» What this task involves:
Only the lines from the one containing "Serialize everything readable" to the end of the records belong in the copy. Reproduce them word for word and drop the pictures.

(Element data from apps and pages)
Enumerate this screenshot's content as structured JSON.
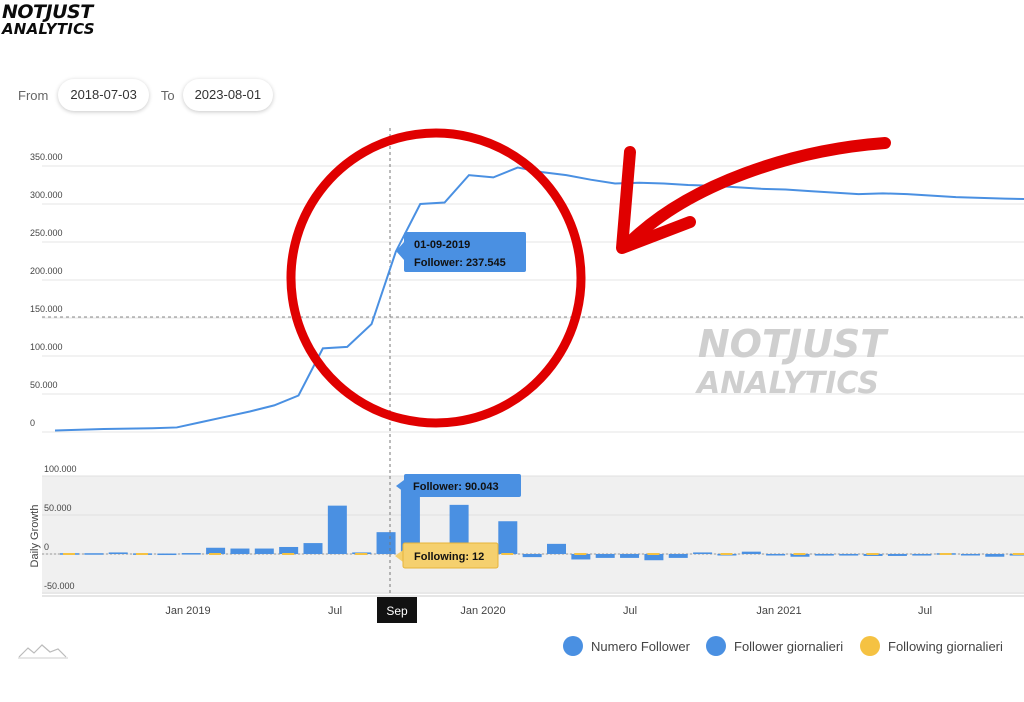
{
  "brand": {
    "line1": "NOTJUST",
    "line2": "ANALYTICS"
  },
  "range": {
    "from_label": "From",
    "from_value": "2018-07-03",
    "to_label": "To",
    "to_value": "2023-08-01"
  },
  "colors": {
    "line": "#4a90e2",
    "bar": "#4a90e2",
    "following": "#f5c242",
    "annotation": "#e00000",
    "tooltip_follow": "#f5d06e"
  },
  "chart_data": [
    {
      "type": "line",
      "series": [
        {
          "name": "Numero Follower",
          "x": [
            "2018-07",
            "2018-08",
            "2018-09",
            "2018-10",
            "2018-11",
            "2018-12",
            "2019-01",
            "2019-02",
            "2019-03",
            "2019-04",
            "2019-05",
            "2019-06",
            "2019-07",
            "2019-08",
            "2019-09",
            "2019-10",
            "2019-11",
            "2019-12",
            "2020-01",
            "2020-02",
            "2020-03",
            "2020-04",
            "2020-05",
            "2020-06",
            "2020-07",
            "2020-08",
            "2020-09",
            "2020-10",
            "2020-11",
            "2020-12",
            "2021-01",
            "2021-02",
            "2021-03",
            "2021-04",
            "2021-05",
            "2021-06",
            "2021-07",
            "2021-08",
            "2021-09",
            "2021-10"
          ],
          "values": [
            2000,
            3000,
            4000,
            4500,
            5000,
            6000,
            13000,
            20000,
            27000,
            35000,
            48000,
            110000,
            112000,
            142000,
            237545,
            300000,
            302000,
            338000,
            335000,
            348000,
            342000,
            338000,
            332000,
            327000,
            328000,
            327000,
            325000,
            324000,
            322000,
            320000,
            319000,
            317000,
            315000,
            313000,
            314000,
            313000,
            311000,
            309000,
            308000,
            307000
          ]
        }
      ],
      "yticks": [
        "0",
        "50.000",
        "100.000",
        "150.000",
        "200.000",
        "250.000",
        "300.000",
        "350.000"
      ],
      "ylim": [
        0,
        350000
      ],
      "tooltip": {
        "date": "01-09-2019",
        "text": "Follower: 237.545"
      }
    },
    {
      "type": "bar",
      "ylabel": "Daily Growth",
      "x": [
        "2018-07",
        "2018-08",
        "2018-09",
        "2018-10",
        "2018-11",
        "2018-12",
        "2019-01",
        "2019-02",
        "2019-03",
        "2019-04",
        "2019-05",
        "2019-06",
        "2019-07",
        "2019-08",
        "2019-09",
        "2019-10",
        "2019-11",
        "2019-12",
        "2020-01",
        "2020-02",
        "2020-03",
        "2020-04",
        "2020-05",
        "2020-06",
        "2020-07",
        "2020-08",
        "2020-09",
        "2020-10",
        "2020-11",
        "2020-12",
        "2021-01",
        "2021-02",
        "2021-03",
        "2021-04",
        "2021-05",
        "2021-06",
        "2021-07",
        "2021-08",
        "2021-09",
        "2021-10"
      ],
      "series": [
        {
          "name": "Follower giornalieri",
          "values": [
            1000,
            1000,
            2000,
            800,
            600,
            1200,
            8000,
            7000,
            7000,
            9000,
            14000,
            62000,
            2000,
            28000,
            90043,
            1000,
            63000,
            2000,
            42000,
            -4000,
            13000,
            -7000,
            -5000,
            -5000,
            -8000,
            -5000,
            2000,
            -1500,
            3000,
            -1000,
            -3500,
            -2000,
            -2000,
            -2500,
            -2500,
            -2000,
            1000,
            -1500,
            -3500,
            -2000
          ]
        },
        {
          "name": "Following giornalieri",
          "values": [
            0,
            0,
            0,
            0,
            0,
            0,
            0,
            0,
            0,
            0,
            0,
            0,
            0,
            0,
            12,
            0,
            0,
            0,
            0,
            0,
            0,
            0,
            0,
            0,
            0,
            0,
            0,
            0,
            0,
            0,
            0,
            0,
            0,
            0,
            0,
            0,
            0,
            0,
            0,
            0
          ]
        }
      ],
      "yticks": [
        "-50.000",
        "0",
        "50.000",
        "100.000"
      ],
      "ylim": [
        -50000,
        100000
      ],
      "xticks": [
        "Jan 2019",
        "Jul",
        "Sep",
        "Jan 2020",
        "Jul",
        "Jan 2021",
        "Jul"
      ],
      "tooltip_follower": "Follower: 90.043",
      "tooltip_following": "Following: 12"
    }
  ],
  "legend": [
    {
      "label": "Numero Follower"
    },
    {
      "label": "Follower giornalieri"
    },
    {
      "label": "Following giornalieri"
    }
  ],
  "watermark": {
    "line1": "NOTJUST",
    "line2": "ANALYTICS"
  }
}
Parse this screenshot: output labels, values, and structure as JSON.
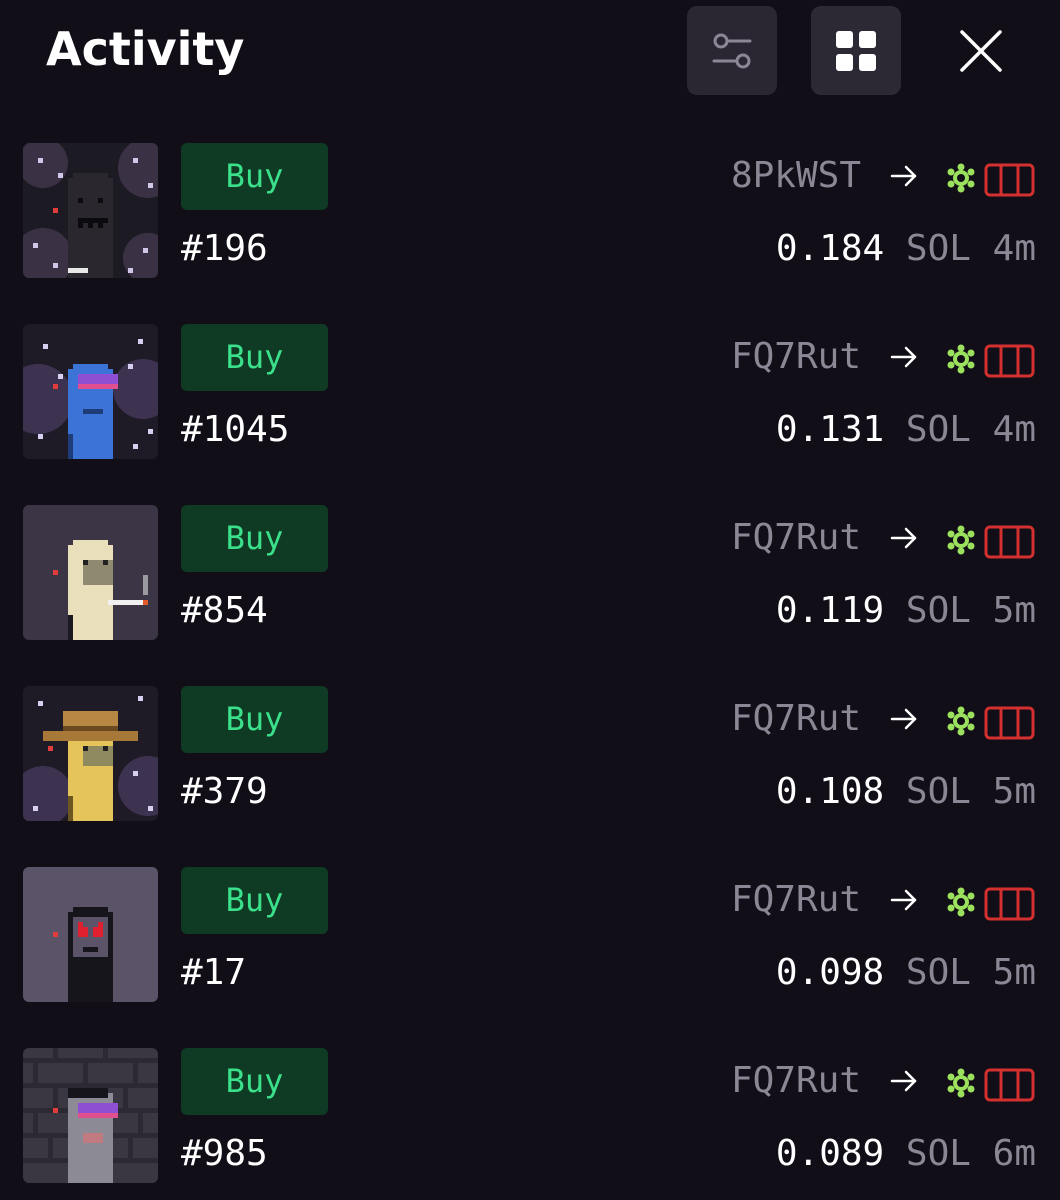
{
  "header": {
    "title": "Activity"
  },
  "colors": {
    "background": "#110e17",
    "buy_bg": "#0f3b25",
    "buy_text": "#3be08a",
    "muted": "#8b8794",
    "market_icon": "#9be15d",
    "wallet_icon": "#d3302f"
  },
  "activity": [
    {
      "action": "Buy",
      "token": "#196",
      "from": "8PkWST",
      "price": "0.184",
      "unit": "SOL",
      "time": "4m",
      "avatar": "robot-dark"
    },
    {
      "action": "Buy",
      "token": "#1045",
      "from": "FQ7Rut",
      "price": "0.131",
      "unit": "SOL",
      "time": "4m",
      "avatar": "blue-shades"
    },
    {
      "action": "Buy",
      "token": "#854",
      "from": "FQ7Rut",
      "price": "0.119",
      "unit": "SOL",
      "time": "5m",
      "avatar": "cream-cigarette"
    },
    {
      "action": "Buy",
      "token": "#379",
      "from": "FQ7Rut",
      "price": "0.108",
      "unit": "SOL",
      "time": "5m",
      "avatar": "yellow-hat"
    },
    {
      "action": "Buy",
      "token": "#17",
      "from": "FQ7Rut",
      "price": "0.098",
      "unit": "SOL",
      "time": "5m",
      "avatar": "dark-heart-eyes"
    },
    {
      "action": "Buy",
      "token": "#985",
      "from": "FQ7Rut",
      "price": "0.089",
      "unit": "SOL",
      "time": "6m",
      "avatar": "gray-brick-shades"
    }
  ]
}
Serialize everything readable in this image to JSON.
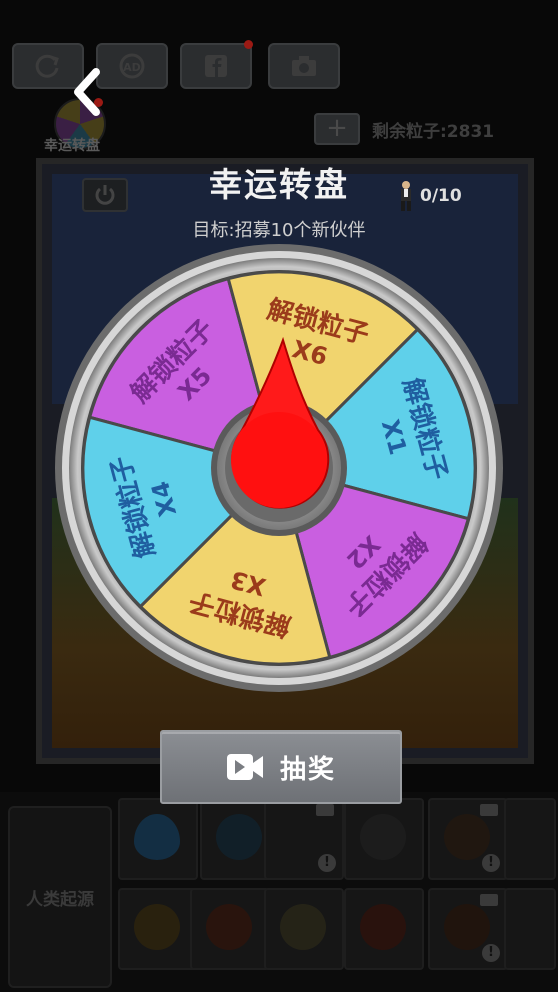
{
  "header": {
    "title": "幸运转盘",
    "goal_text": "目标:招募10个新伙伴",
    "progress": "0/10"
  },
  "background": {
    "wheel_label": "幸运转盘",
    "remaining_particles": "剩余粒子:2831",
    "origin_label": "人类起源"
  },
  "wheel": {
    "segments": [
      {
        "line1": "解锁粒子",
        "line2": "X5",
        "color": "#c95fe0"
      },
      {
        "line1": "解锁粒子",
        "line2": "X6",
        "color": "#f1d46e"
      },
      {
        "line1": "解锁粒子",
        "line2": "X1",
        "color": "#5fd0ea"
      },
      {
        "line1": "解锁粒子",
        "line2": "X2",
        "color": "#c95fe0"
      },
      {
        "line1": "解锁粒子",
        "line2": "X3",
        "color": "#f1d46e"
      },
      {
        "line1": "解锁粒子",
        "line2": "X4",
        "color": "#5fd0ea"
      }
    ]
  },
  "draw_button": {
    "label": "抽奖",
    "icon": "video-camera-icon"
  },
  "colors": {
    "text_purple": "#7a2a92",
    "text_gold": "#9b3b1b",
    "text_blue": "#1f5ea0",
    "pointer": "#e60000"
  }
}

» Output of the task:
Serialize everything readable in this image to JSON.
{
  "header": {
    "title": "幸运转盘",
    "goal_text": "目标:招募10个新伙伴",
    "progress": "0/10"
  },
  "background": {
    "wheel_label": "幸运转盘",
    "remaining_particles": "剩余粒子:2831",
    "origin_label": "人类起源"
  },
  "wheel": {
    "segments": [
      {
        "line1": "解锁粒子",
        "line2": "X5",
        "color": "#c95fe0"
      },
      {
        "line1": "解锁粒子",
        "line2": "X6",
        "color": "#f1d46e"
      },
      {
        "line1": "解锁粒子",
        "line2": "X1",
        "color": "#5fd0ea"
      },
      {
        "line1": "解锁粒子",
        "line2": "X2",
        "color": "#c95fe0"
      },
      {
        "line1": "解锁粒子",
        "line2": "X3",
        "color": "#f1d46e"
      },
      {
        "line1": "解锁粒子",
        "line2": "X4",
        "color": "#5fd0ea"
      }
    ]
  },
  "draw_button": {
    "label": "抽奖",
    "icon": "video-camera-icon"
  },
  "colors": {
    "text_purple": "#7a2a92",
    "text_gold": "#9b3b1b",
    "text_blue": "#1f5ea0",
    "pointer": "#e60000"
  }
}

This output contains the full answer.